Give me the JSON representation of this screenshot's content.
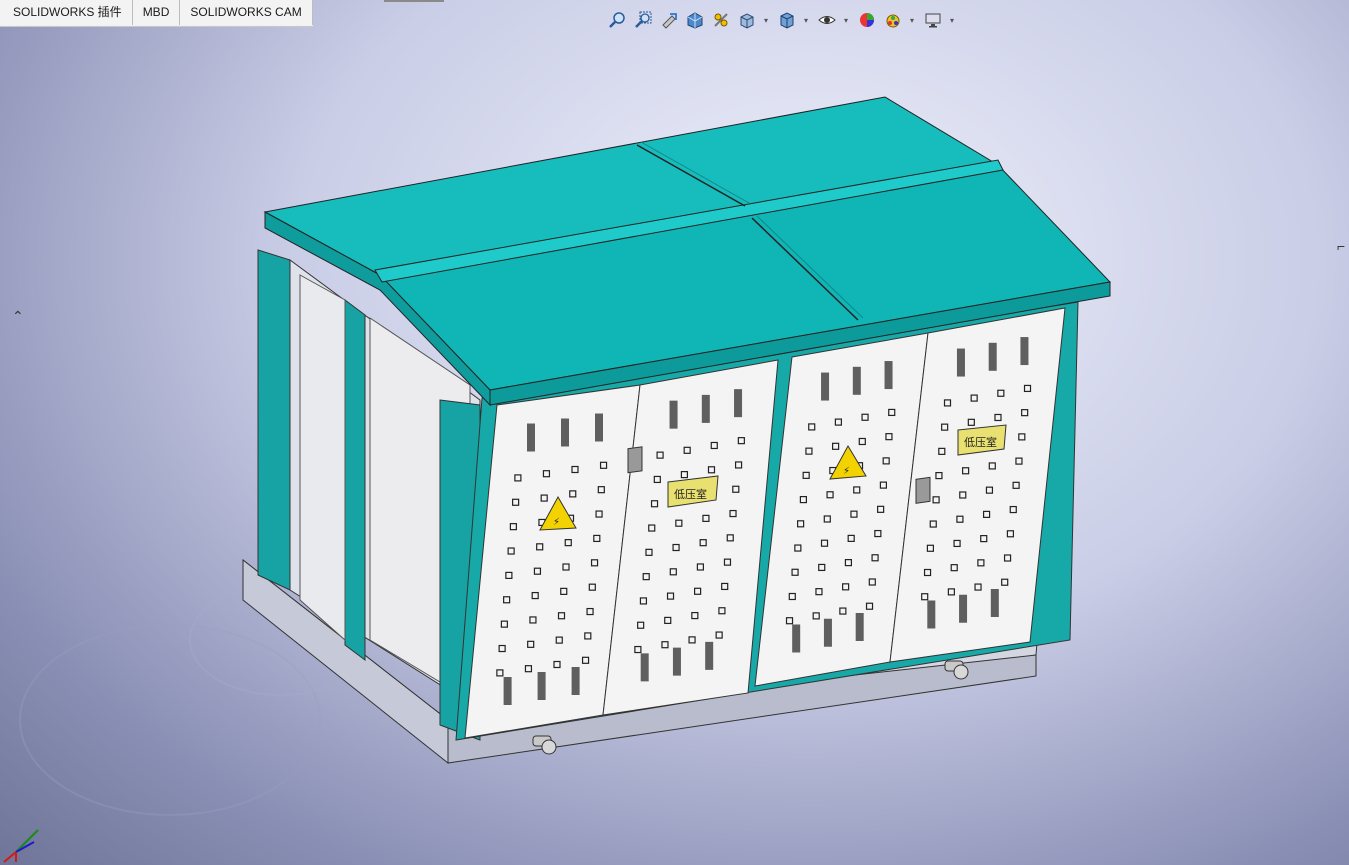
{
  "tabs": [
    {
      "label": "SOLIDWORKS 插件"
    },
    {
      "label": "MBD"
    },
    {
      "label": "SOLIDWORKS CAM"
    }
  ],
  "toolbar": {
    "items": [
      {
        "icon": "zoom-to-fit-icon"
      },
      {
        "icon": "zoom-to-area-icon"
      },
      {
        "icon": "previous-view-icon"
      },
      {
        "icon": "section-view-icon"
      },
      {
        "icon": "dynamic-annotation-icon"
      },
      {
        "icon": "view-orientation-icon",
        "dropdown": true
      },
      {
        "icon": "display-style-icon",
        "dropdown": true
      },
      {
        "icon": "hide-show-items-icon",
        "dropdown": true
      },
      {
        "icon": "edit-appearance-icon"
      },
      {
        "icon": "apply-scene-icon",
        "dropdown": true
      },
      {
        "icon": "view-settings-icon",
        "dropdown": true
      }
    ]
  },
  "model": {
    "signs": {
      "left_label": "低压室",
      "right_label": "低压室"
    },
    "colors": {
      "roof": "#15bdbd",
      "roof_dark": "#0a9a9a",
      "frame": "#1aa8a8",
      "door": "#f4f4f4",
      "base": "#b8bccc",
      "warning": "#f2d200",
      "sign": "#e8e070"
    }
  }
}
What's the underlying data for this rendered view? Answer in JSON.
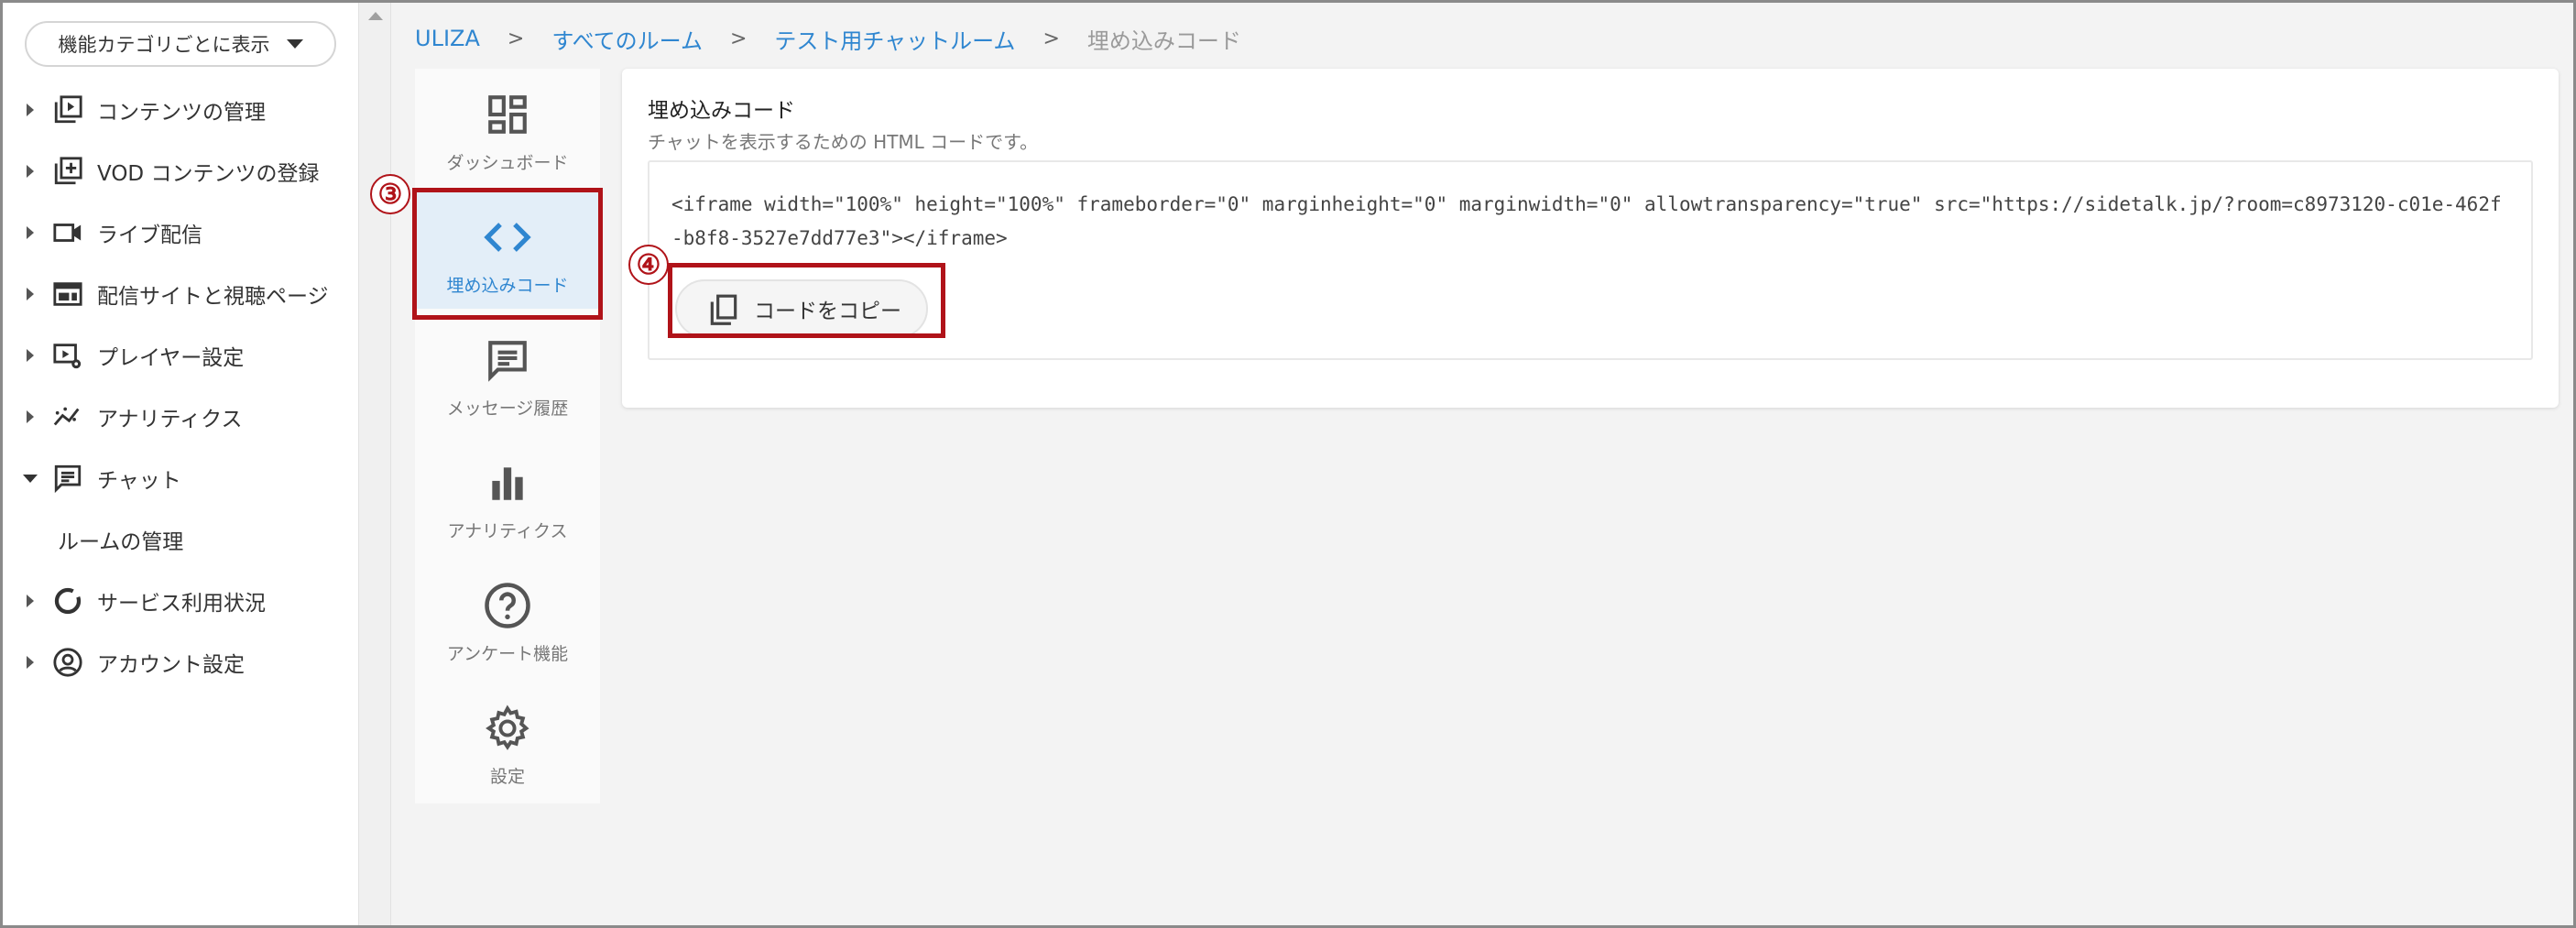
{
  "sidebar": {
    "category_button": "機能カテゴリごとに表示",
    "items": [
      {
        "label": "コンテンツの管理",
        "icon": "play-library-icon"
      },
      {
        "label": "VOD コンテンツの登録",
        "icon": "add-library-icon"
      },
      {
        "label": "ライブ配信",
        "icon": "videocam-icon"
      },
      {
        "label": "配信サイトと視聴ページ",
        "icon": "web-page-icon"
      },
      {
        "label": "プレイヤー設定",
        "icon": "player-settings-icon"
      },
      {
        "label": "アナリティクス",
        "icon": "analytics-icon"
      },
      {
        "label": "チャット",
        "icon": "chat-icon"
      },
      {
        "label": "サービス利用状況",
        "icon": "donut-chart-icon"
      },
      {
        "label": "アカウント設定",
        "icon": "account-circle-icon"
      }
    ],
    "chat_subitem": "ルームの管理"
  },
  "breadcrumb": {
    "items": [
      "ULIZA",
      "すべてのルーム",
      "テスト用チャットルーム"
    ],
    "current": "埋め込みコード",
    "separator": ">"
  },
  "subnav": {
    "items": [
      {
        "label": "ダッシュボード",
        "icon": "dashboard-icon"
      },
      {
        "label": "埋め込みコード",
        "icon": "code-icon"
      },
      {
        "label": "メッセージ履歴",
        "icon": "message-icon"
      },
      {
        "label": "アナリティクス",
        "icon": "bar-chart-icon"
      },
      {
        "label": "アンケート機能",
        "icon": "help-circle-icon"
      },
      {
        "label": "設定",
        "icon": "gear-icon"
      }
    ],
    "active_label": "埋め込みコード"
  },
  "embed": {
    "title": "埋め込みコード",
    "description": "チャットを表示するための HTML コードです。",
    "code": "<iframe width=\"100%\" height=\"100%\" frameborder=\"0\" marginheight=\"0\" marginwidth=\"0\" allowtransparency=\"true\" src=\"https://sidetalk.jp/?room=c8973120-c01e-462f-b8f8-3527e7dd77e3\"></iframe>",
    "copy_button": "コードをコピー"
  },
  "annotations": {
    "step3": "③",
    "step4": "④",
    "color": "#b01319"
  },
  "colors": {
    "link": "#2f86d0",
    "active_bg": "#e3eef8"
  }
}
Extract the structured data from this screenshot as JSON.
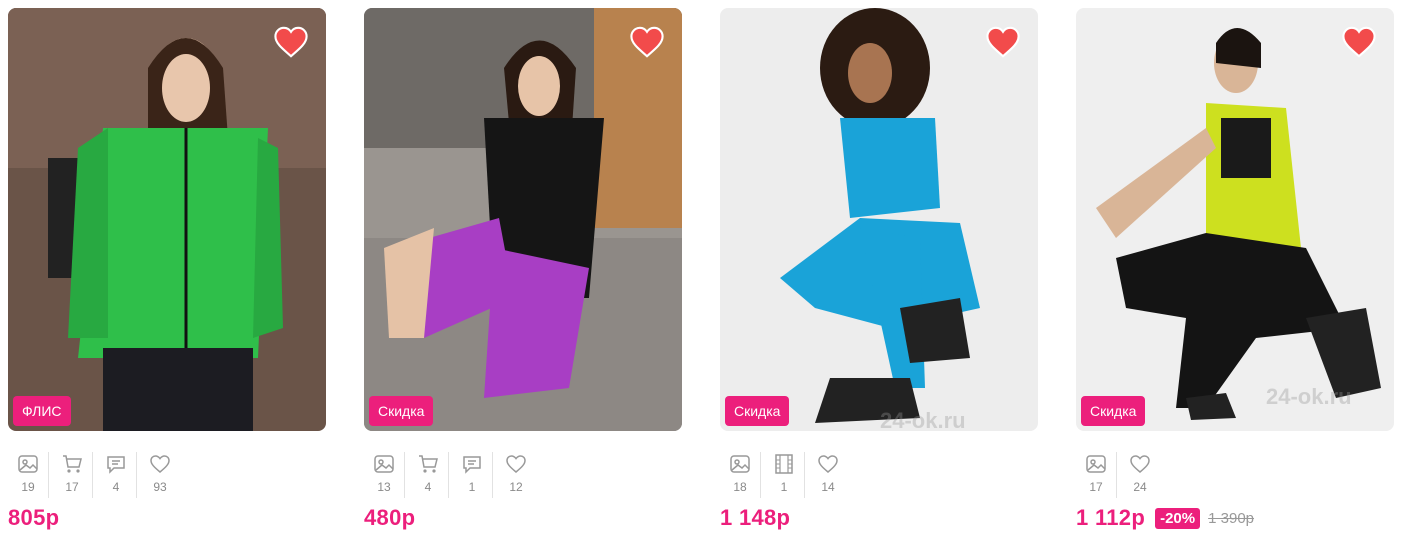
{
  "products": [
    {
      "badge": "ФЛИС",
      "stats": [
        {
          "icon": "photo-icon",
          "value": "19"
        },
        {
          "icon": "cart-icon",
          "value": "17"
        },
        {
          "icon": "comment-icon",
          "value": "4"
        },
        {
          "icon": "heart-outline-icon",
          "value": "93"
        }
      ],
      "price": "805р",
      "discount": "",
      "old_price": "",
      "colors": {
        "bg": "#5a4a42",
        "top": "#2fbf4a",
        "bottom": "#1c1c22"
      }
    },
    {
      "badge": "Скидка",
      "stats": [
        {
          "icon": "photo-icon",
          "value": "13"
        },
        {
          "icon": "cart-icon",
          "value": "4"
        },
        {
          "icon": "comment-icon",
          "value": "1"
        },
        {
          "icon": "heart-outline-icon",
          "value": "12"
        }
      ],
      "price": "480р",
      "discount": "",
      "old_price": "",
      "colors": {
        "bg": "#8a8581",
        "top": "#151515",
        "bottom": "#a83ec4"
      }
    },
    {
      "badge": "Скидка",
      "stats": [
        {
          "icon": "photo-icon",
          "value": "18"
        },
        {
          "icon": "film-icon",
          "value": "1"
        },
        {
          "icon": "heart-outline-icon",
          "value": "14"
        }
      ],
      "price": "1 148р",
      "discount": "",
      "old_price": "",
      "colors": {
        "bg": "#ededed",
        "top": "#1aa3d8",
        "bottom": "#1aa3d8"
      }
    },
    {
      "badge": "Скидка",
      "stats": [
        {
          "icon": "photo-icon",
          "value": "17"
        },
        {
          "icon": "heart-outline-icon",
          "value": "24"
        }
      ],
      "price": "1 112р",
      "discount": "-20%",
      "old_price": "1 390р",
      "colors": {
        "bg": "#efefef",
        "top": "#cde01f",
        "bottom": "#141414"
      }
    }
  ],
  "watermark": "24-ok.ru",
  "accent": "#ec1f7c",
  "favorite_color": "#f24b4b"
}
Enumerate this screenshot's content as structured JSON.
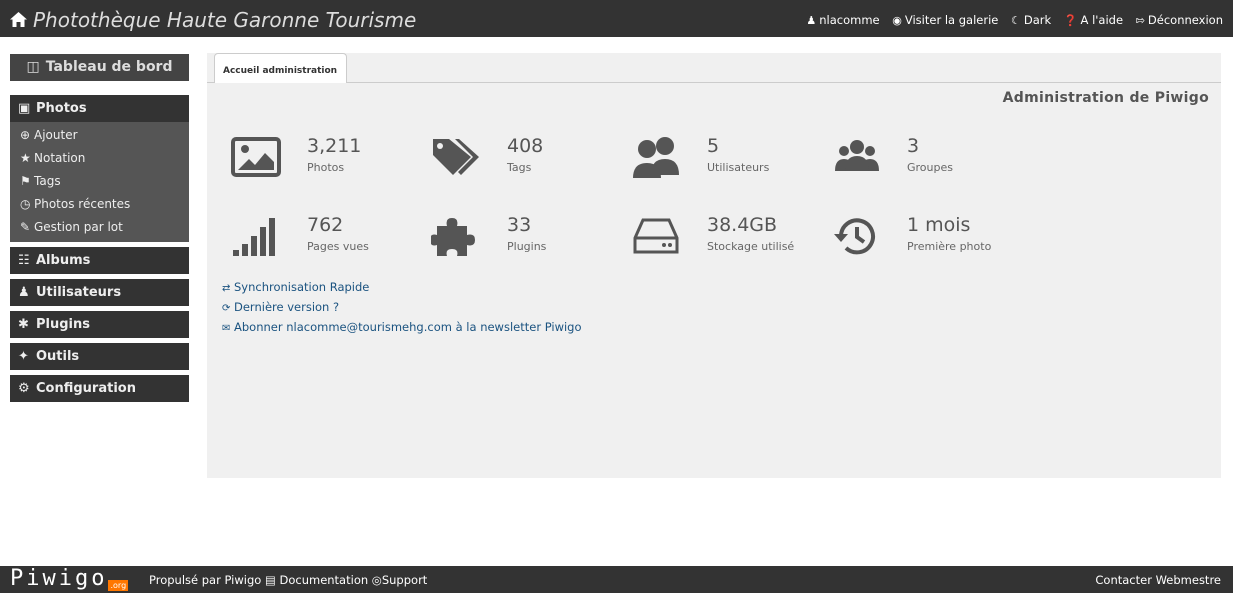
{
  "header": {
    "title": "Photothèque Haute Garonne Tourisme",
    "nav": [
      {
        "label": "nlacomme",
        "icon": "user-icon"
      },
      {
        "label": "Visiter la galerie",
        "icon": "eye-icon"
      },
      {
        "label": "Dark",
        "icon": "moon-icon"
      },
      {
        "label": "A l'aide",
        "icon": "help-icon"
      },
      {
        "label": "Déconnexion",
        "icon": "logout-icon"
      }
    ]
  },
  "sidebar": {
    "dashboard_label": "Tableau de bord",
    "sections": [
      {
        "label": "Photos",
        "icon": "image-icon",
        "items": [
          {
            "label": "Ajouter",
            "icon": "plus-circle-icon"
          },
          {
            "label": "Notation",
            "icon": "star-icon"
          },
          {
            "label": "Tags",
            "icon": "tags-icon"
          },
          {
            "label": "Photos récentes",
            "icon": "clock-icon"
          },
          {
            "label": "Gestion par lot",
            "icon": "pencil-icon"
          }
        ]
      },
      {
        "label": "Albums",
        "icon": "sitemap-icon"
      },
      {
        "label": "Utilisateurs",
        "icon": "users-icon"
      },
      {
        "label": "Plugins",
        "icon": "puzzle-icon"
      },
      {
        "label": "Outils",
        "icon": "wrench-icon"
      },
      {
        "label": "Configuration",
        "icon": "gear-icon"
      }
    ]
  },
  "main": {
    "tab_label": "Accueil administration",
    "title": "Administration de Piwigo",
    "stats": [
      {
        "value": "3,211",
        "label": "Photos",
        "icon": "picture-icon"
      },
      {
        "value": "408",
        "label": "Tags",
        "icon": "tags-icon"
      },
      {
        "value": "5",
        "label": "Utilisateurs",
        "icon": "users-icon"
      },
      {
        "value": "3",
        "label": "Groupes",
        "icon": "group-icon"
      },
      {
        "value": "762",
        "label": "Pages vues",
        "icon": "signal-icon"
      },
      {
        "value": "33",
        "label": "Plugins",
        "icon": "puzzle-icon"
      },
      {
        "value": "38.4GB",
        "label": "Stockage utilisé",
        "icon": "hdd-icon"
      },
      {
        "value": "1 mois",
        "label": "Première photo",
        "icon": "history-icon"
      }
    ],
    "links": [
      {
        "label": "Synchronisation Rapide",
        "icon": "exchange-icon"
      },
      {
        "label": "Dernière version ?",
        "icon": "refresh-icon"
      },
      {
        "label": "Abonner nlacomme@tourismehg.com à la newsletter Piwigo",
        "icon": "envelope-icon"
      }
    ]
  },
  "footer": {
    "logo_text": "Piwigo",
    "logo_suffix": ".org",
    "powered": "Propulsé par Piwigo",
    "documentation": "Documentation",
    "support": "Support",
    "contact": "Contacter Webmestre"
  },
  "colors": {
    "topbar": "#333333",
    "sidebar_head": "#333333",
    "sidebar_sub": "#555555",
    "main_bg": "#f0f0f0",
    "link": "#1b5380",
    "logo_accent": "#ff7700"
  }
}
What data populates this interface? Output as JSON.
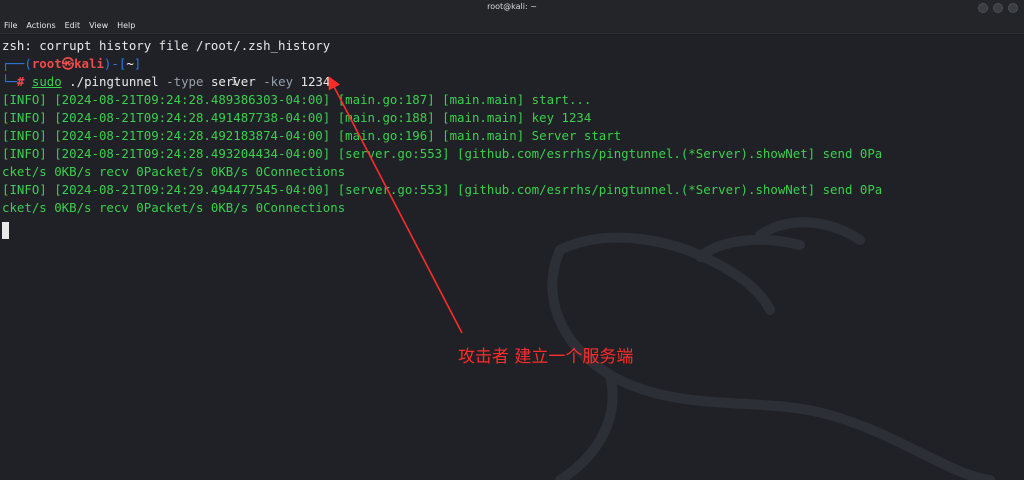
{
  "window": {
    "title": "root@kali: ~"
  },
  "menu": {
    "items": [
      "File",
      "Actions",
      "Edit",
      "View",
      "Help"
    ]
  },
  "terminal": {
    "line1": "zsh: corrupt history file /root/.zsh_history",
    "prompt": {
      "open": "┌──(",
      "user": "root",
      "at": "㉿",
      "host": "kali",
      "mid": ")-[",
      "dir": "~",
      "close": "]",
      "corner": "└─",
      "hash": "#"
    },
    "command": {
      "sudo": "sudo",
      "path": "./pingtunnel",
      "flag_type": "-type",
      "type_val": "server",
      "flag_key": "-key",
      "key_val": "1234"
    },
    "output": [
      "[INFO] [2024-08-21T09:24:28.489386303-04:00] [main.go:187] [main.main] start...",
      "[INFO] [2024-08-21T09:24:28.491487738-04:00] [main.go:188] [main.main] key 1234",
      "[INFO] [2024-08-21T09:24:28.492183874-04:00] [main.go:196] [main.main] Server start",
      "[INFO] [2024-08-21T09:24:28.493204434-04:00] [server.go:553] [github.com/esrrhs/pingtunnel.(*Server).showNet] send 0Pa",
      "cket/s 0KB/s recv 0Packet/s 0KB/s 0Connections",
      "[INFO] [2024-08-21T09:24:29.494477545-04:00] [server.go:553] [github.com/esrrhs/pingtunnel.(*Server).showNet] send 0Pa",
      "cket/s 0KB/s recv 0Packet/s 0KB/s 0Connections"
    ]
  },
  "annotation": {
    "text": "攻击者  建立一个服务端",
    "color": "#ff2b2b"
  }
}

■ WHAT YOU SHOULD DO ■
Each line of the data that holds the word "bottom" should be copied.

■ EXERCISE OUTPUT ■
        "bottom": "#1c1c22"
        "bottom": "#a83ec4"
        "bottom": "#1aa3d8"
        "bottom": "#141414"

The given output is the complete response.